▼▼▼

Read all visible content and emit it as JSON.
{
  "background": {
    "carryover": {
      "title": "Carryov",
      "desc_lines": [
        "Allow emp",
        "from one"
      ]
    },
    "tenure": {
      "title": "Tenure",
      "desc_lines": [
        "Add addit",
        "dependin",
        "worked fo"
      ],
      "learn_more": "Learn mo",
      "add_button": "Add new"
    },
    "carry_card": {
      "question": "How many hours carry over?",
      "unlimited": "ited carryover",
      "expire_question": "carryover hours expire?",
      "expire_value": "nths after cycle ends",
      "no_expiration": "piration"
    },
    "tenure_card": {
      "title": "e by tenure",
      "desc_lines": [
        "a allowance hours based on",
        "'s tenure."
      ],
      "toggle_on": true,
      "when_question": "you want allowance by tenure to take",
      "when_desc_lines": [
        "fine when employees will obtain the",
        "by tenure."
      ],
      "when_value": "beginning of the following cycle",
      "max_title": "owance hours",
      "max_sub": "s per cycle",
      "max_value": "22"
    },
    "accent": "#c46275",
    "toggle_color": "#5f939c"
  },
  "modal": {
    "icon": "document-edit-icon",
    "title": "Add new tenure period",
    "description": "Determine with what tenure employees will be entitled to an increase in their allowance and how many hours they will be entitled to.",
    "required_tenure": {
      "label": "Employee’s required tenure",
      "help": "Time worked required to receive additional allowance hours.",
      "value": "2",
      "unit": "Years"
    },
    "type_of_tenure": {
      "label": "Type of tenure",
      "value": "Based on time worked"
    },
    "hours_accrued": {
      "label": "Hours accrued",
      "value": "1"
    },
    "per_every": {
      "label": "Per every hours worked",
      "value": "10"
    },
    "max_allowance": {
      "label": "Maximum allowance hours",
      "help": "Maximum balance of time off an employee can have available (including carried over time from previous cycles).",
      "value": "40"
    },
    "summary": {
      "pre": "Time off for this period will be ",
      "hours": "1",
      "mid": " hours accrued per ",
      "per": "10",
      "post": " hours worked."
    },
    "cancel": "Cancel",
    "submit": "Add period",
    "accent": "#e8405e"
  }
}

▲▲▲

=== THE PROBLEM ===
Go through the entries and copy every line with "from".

=== ANSWER FOR THIS EXERCISE ===
        "from one"
      "help": "Maximum balance of time off an employee can have available (including carried over time from previous cycles).",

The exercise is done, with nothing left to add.